Sun. May 26th, 2024

Iran’s drone attack triggers global red alert!

Samantha Parker By Samantha Parker May20,2024

“Red lines” are circling the globe right now, and major alarms have just been sounded. Iran has launched dozens of drones at Israel. 

Iran may have just crossed a “red line” by launching drones toward Israel, which will scramble to shoot down any incoming fire to stop the drones through sensors and the “Iron Dome” and electronic warfare platforms. A “red line” in foreign policy means an uncrossable boundary — something leaders often use to make clear that, as with a physical boundary, crossing that policy line means serious business. 

Until now, it has been Iranian proxies like Hezbollah that have launched missiles at Israel. This is an extraordinary overt operation from Teheran. 

Prime Minister Bibi Netanyahu will have to decide how to respond and where his own “red line” is — and whether this is a limited strike or the beginning of an escalating crisis. 

Reaction from the United States will also depend on whether the Biden administration considers Iran’s actions “a red line,” the degree to which this was expected and possibly forewarned by Iranian officials to the Biden administration, and what might be launched next. 

President Biden is convening a meeting on an emergency basis. The White House statement reaffirms America’s “iron-clad” support for Israel. 

Why now? 

After Hamas launched a terrorist attack on Israeli citizens on Oct. 7, 2024, Israel responded with an assault on Gaza — a war now in its seventh month with a humanitarian disaster that is already classified as a “famine” by the administrator of the U.S. Agency for International Development, Samantha Power. 

Then, on April 1, without admitting to it or informing the U.S. government, Israel attacked Iran’s consulate in Damascus, killing 13 people including an important figure in the Quds force, an elite part of the Republican Guards. 
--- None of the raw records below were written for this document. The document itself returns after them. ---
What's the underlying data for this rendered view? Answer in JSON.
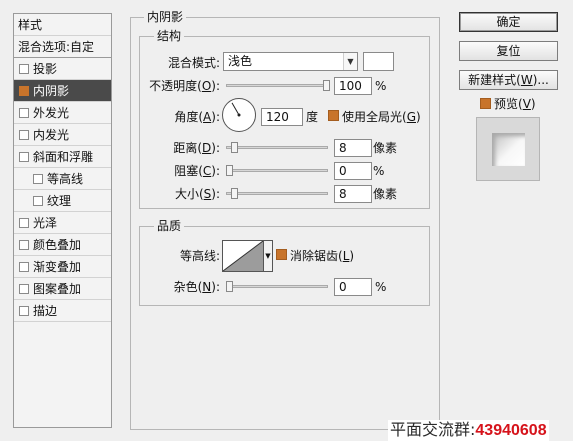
{
  "left_list": {
    "header": "样式",
    "blend_options": "混合选项:自定",
    "items": [
      {
        "label": "投影",
        "checked": false,
        "active": false,
        "sub": false
      },
      {
        "label": "内阴影",
        "checked": true,
        "active": true,
        "sub": false
      },
      {
        "label": "外发光",
        "checked": false,
        "active": false,
        "sub": false
      },
      {
        "label": "内发光",
        "checked": false,
        "active": false,
        "sub": false
      },
      {
        "label": "斜面和浮雕",
        "checked": false,
        "active": false,
        "sub": false
      },
      {
        "label": "等高线",
        "checked": false,
        "active": false,
        "sub": true
      },
      {
        "label": "纹理",
        "checked": false,
        "active": false,
        "sub": true
      },
      {
        "label": "光泽",
        "checked": false,
        "active": false,
        "sub": false
      },
      {
        "label": "颜色叠加",
        "checked": false,
        "active": false,
        "sub": false
      },
      {
        "label": "渐变叠加",
        "checked": false,
        "active": false,
        "sub": false
      },
      {
        "label": "图案叠加",
        "checked": false,
        "active": false,
        "sub": false
      },
      {
        "label": "描边",
        "checked": false,
        "active": false,
        "sub": false
      }
    ]
  },
  "panel": {
    "title": "内阴影",
    "structure": {
      "title": "结构",
      "blend_mode_label": "混合模式:",
      "blend_mode_value": "浅色",
      "swatch_color": "#ffffff",
      "opacity_label": "不透明度(",
      "opacity_key": "O",
      "opacity_value": "100",
      "opacity_fraction": 1.0,
      "percent": "%",
      "angle_label": "角度(",
      "angle_key": "A",
      "angle_value": "120",
      "angle_unit": "度",
      "global_light_label": "使用全局光(",
      "global_light_key": "G",
      "global_light_checked": true,
      "distance_label": "距离(",
      "distance_key": "D",
      "distance_value": "8",
      "distance_unit": "像素",
      "choke_label": "阻塞(",
      "choke_key": "C",
      "choke_value": "0",
      "size_label": "大小(",
      "size_key": "S",
      "size_value": "8",
      "size_unit": "像素"
    },
    "quality": {
      "title": "品质",
      "contour_label": "等高线:",
      "antialias_label": "消除锯齿(",
      "antialias_key": "L",
      "antialias_checked": true,
      "noise_label": "杂色(",
      "noise_key": "N",
      "noise_value": "0",
      "percent": "%"
    },
    "close_paren": "):"
  },
  "buttons": {
    "ok": "确定",
    "reset": "复位",
    "new_style": "新建样式(",
    "new_style_key": "W",
    "new_style_tail": ")...",
    "preview_label": "预览(",
    "preview_key": "V",
    "preview_checked": true
  },
  "watermark": {
    "prefix": "平面交流群:",
    "number": "43940608"
  },
  "colors": {
    "accent": "#c8742b",
    "active_row": "#4a4a4a",
    "background": "#efefef"
  }
}
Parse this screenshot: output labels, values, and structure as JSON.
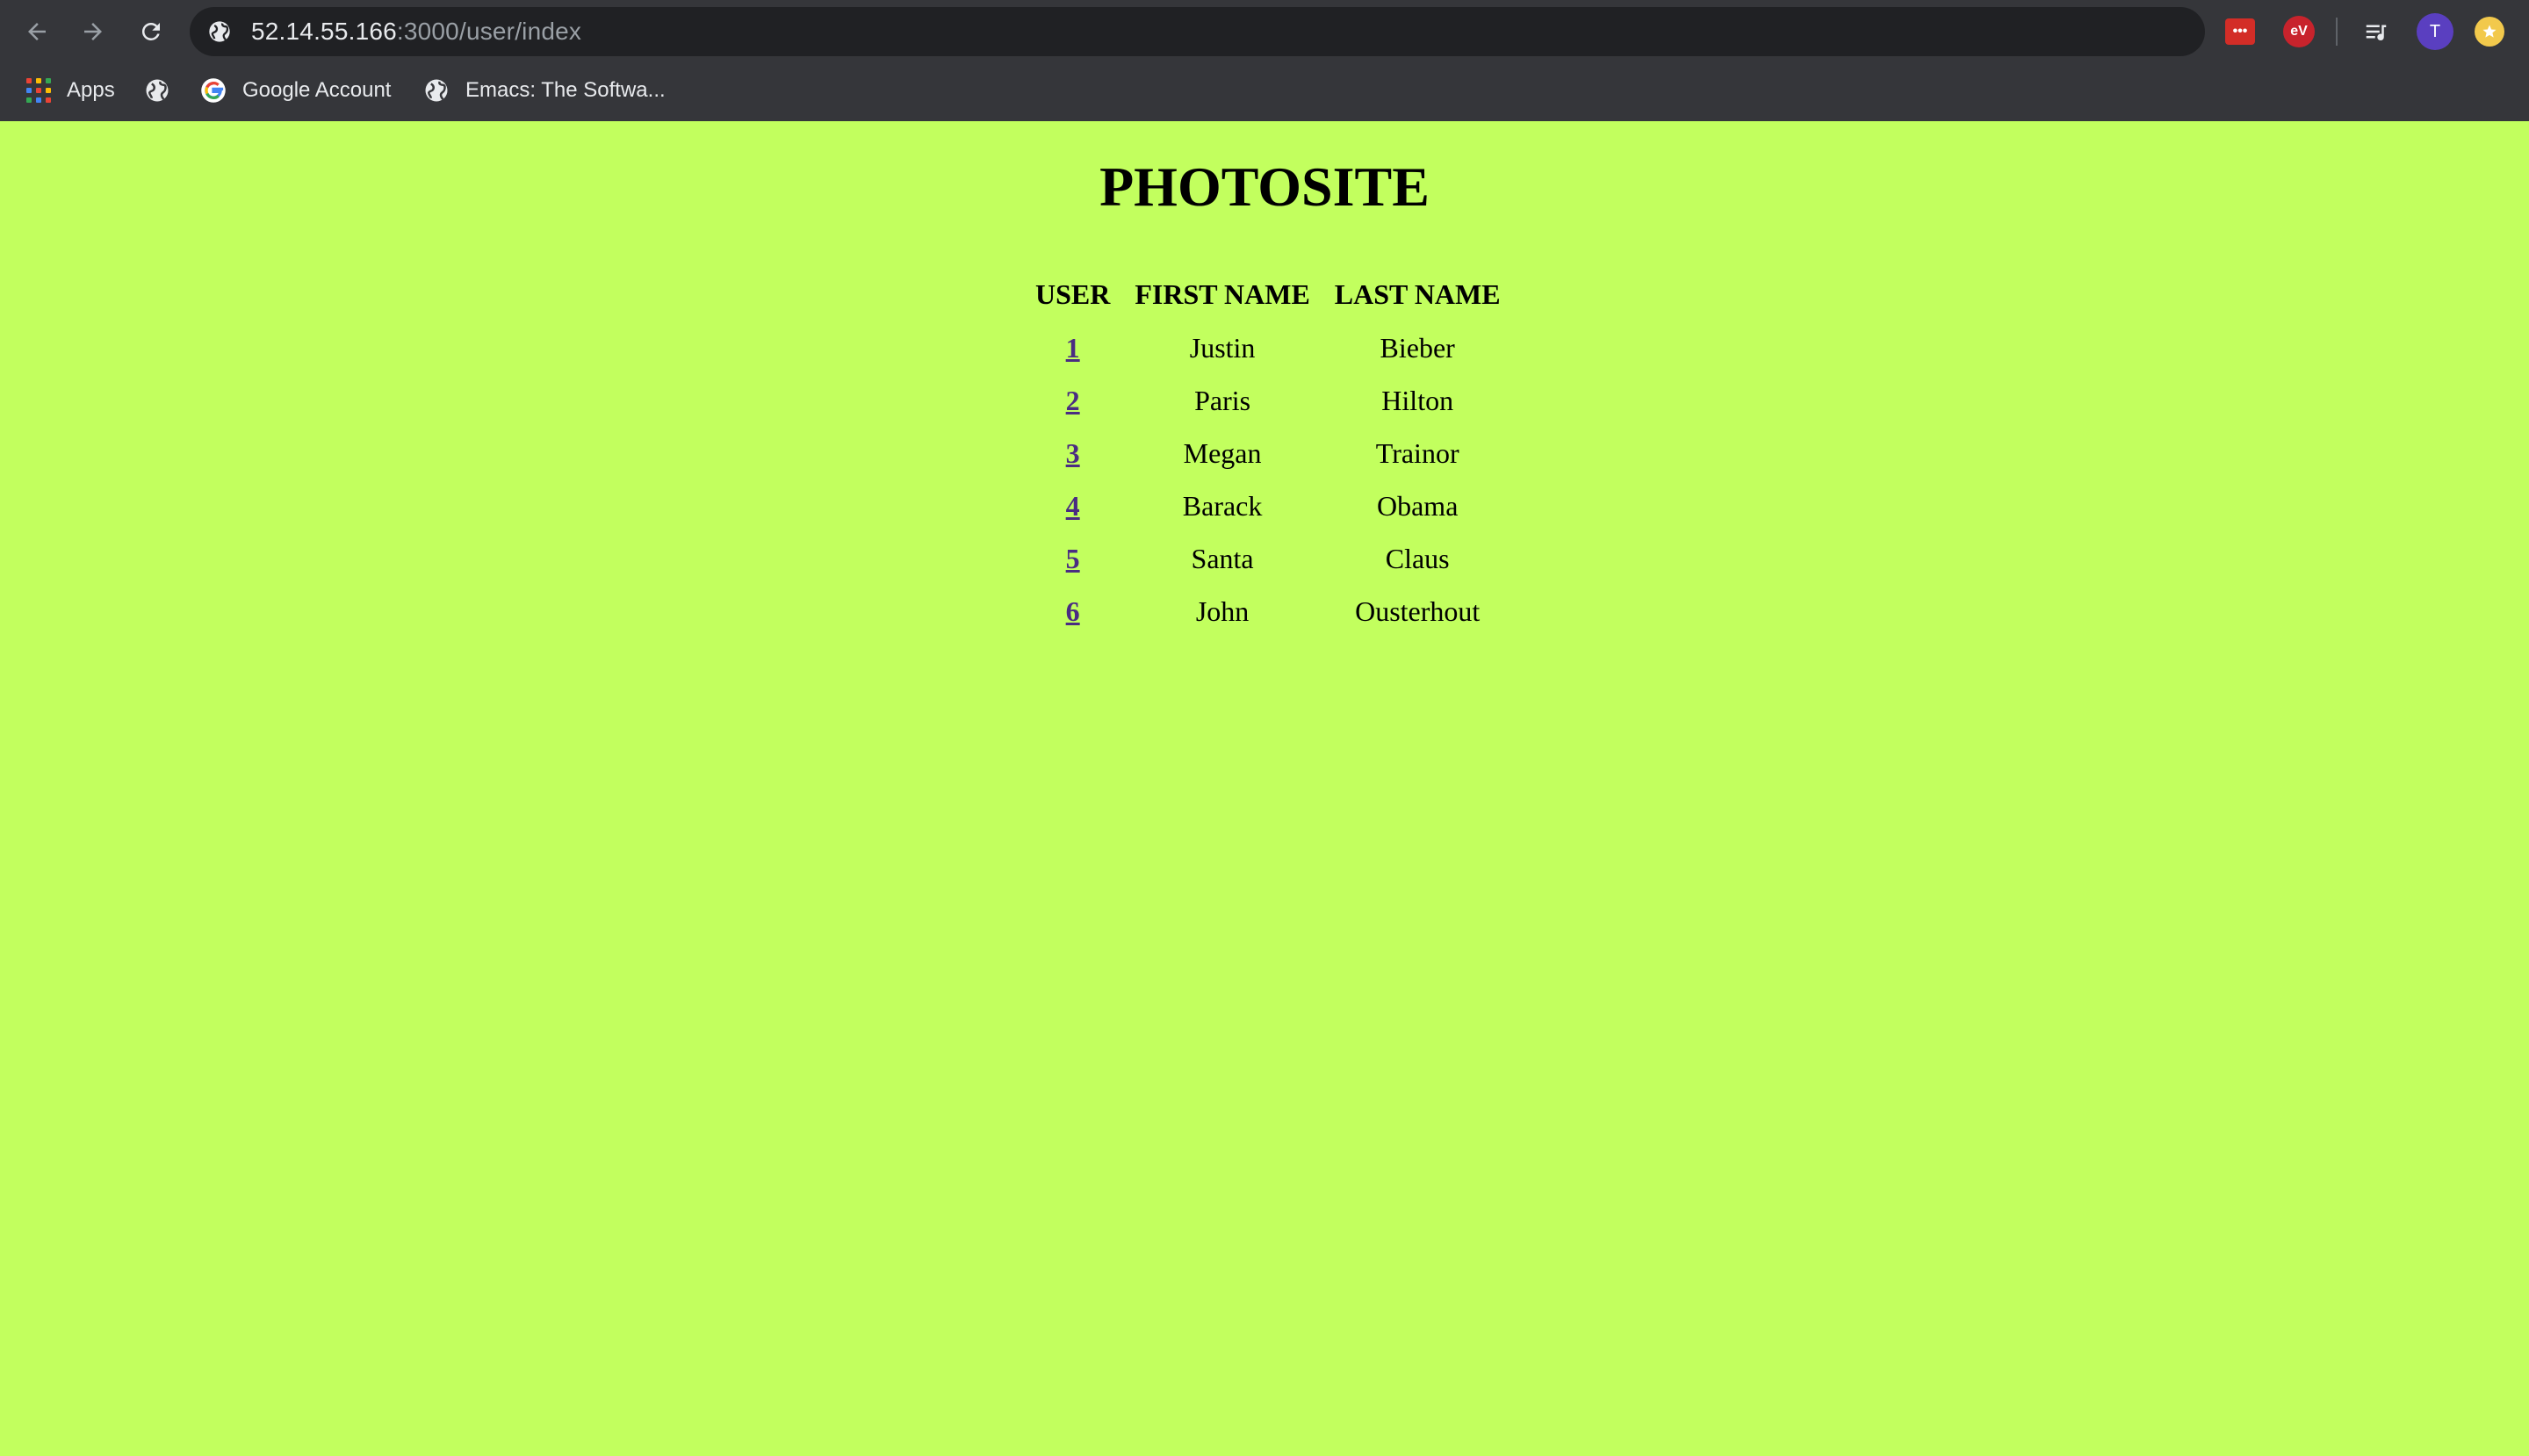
{
  "browser": {
    "url_host": "52.14.55.166",
    "url_rest": ":3000/user/index",
    "bookmarks": [
      {
        "label": "Apps",
        "icon": "apps-grid-icon"
      },
      {
        "label": "",
        "icon": "globe-icon"
      },
      {
        "label": "Google Account",
        "icon": "google-icon"
      },
      {
        "label": "Emacs: The Softwa...",
        "icon": "globe-icon"
      }
    ],
    "avatar_initial": "T",
    "vpn_badge": "eV",
    "lastpass_badge": "•••"
  },
  "page": {
    "title": "PHOTOSITE",
    "background": "#c2ff5e",
    "columns": [
      "USER",
      "FIRST NAME",
      "LAST NAME"
    ],
    "rows": [
      {
        "id": "1",
        "first": "Justin",
        "last": "Bieber"
      },
      {
        "id": "2",
        "first": "Paris",
        "last": "Hilton"
      },
      {
        "id": "3",
        "first": "Megan",
        "last": "Trainor"
      },
      {
        "id": "4",
        "first": "Barack",
        "last": "Obama"
      },
      {
        "id": "5",
        "first": "Santa",
        "last": "Claus"
      },
      {
        "id": "6",
        "first": "John",
        "last": "Ousterhout"
      }
    ]
  }
}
Following the April 1 attack, Iran’s Supreme Leader made it clear that retribution would follow. 

So, what makes today different from the many months of conflict in the Middle East? Direct confrontations between major countries are different from when nations supply weapons or assistance to a party at war. Iran, itself, has now put itself into the war mix. 

Think about how major powers handle war. 

Half a world away, Russia pounds Ukraine with drones and missiles and the West has avoided direct confrontation with Moscow, fearing that NATO troops on the ground could cross a “red line” triggering a nuclear strike by Putin.  

What is interesting about “red lines” is that they are not always bold red or clear. We don’t know how Israel will respond, and how this impacts Israeli actions in Gaza, where an invasion of Rafah has been on hold. Iran said it launched these retaliatory strikes in “occupied territories.” 

While our attention turns to Iran, there is still a ground war in Gaza to keep an eye on. 

Netanyahu has made clear that he has a date in mind for the invasion of Rafah, currently a refuge for about half of Gaza’s 2.3 million people — although he won’t say the exact timing. 

But publicly he has said: “We’ll go there. We’re not going to leave them. You know, I have a red line. You know what the red line is? That October 7 doesn’t happen again. Never happens again.” 

Given Iran’s potential nuclear weapons status, Israel will be on high alert. In the past, Netanyahu has talked about Israel’s “red lines.” Back in 2013, in talking about Iran’ nuclear program, he warned “they’re edging up to the red line.” 

Red lines are always tricky business. 

The cost of issuing a red line and then backing away from the threat is losing one’s credibility, as well as public support for the intended policy outcome.  

As political analyst Steven Pifer writes, “Red lines are about deterrence. The point of drawing a red line is to signal a strong, if not vital, U.S. interest and that, if the line were crossed, severe consequences would ensue.” 

Should America get further involved in this conflict depends on where the red lines are drawn. 

What is unique about today’s event is that we have to look in many directions at once: at Iran, Israel, Lebanon, Yemen, Syria and Ukraine. And at ourselves. 

Now we must keep track of multiple drones headed to multiple parts of Israel. Stay tuned. 

Tara D. Sonenshine is a senior fellow at the Fletcher School of Law and Diplomacy at Tufts University. 

Samantha Parker

By Samantha Parker

Samantha is a seasoned journalist with a passion for uncovering the truth behind the headlines. With years of experience in investigative reporting, she has covered a wide range of topics including politics, crime, and entertainment. Her in-depth analysis and commitment to factual accuracy make her a respected voice in the field of journalism.

Related Post

2 thoughts on “Iran’s drone attack triggers global red alert!”
  1. Iran’s aggressive actions towards Israel are concerning. It seems like they have crossed a dangerous “red line” with these drone attacks. The global community needs to pay close attention and support Israel in defending itself.

  2. Iran’s actions are concerning and could lead to a dangerous escalation of tensions in the region. It’s important for global leaders to respond swiftly and decisively to prevent further conflict and protect innocent lives.

Leave a Reply

Your email address will not be published. Required fields are marked *